Content starts
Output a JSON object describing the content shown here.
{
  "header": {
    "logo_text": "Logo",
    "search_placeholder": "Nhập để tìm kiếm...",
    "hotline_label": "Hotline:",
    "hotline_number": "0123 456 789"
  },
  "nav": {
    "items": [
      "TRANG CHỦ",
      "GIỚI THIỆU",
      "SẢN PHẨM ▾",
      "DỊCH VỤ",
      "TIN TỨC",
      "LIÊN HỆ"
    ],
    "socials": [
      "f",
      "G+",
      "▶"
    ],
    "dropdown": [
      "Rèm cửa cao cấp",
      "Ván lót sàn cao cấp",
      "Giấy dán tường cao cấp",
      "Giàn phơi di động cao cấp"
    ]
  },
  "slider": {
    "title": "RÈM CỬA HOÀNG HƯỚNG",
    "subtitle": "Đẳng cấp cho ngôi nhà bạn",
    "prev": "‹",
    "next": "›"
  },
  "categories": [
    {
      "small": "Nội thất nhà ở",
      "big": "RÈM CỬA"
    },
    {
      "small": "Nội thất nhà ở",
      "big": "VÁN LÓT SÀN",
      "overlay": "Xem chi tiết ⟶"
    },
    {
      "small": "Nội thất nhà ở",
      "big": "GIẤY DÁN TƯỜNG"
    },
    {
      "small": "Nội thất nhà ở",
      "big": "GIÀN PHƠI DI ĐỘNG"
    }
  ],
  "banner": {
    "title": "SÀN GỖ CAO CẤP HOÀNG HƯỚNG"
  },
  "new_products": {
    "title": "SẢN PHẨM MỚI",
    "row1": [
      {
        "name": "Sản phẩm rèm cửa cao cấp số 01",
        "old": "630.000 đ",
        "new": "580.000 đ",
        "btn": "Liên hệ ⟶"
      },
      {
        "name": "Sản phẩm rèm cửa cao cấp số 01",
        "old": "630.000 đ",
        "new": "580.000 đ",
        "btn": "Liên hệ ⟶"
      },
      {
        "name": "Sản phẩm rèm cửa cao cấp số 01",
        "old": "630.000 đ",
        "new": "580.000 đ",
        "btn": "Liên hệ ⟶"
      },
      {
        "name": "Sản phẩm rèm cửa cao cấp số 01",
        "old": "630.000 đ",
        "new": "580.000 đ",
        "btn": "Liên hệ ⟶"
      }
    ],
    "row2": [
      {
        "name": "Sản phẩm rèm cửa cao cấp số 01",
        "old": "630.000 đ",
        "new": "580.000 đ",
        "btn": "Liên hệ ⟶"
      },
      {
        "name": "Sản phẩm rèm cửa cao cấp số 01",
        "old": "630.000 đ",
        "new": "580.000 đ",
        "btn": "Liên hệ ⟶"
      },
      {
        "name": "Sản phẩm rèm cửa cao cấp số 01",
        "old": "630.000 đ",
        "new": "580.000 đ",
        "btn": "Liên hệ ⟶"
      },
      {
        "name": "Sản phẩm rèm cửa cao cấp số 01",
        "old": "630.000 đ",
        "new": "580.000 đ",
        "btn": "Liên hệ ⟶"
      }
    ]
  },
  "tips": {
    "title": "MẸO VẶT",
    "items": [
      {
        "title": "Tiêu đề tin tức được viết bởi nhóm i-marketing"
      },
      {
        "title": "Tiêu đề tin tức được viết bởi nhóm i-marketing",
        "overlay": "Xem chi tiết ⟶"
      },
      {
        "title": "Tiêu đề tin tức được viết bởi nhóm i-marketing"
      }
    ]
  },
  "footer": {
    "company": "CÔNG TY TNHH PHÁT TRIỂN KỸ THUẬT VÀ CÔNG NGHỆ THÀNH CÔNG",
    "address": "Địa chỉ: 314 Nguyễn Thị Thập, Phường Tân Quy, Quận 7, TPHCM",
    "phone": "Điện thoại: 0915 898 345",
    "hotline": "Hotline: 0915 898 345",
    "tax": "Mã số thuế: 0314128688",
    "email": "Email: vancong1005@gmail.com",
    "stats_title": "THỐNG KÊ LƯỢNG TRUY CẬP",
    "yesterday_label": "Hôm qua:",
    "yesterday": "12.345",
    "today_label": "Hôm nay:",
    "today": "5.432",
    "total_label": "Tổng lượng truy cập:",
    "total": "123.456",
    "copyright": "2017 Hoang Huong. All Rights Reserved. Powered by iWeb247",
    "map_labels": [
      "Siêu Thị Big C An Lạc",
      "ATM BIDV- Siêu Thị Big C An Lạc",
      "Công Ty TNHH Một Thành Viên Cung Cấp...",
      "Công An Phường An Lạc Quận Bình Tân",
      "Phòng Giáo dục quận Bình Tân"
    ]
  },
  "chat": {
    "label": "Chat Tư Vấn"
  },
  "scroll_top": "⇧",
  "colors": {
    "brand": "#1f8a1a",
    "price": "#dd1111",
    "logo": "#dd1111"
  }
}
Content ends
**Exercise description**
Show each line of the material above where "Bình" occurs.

**Output of the task**
      "Công An Phường An Lạc Quận Bình Tân",
      "Phòng Giáo dục quận Bình Tân"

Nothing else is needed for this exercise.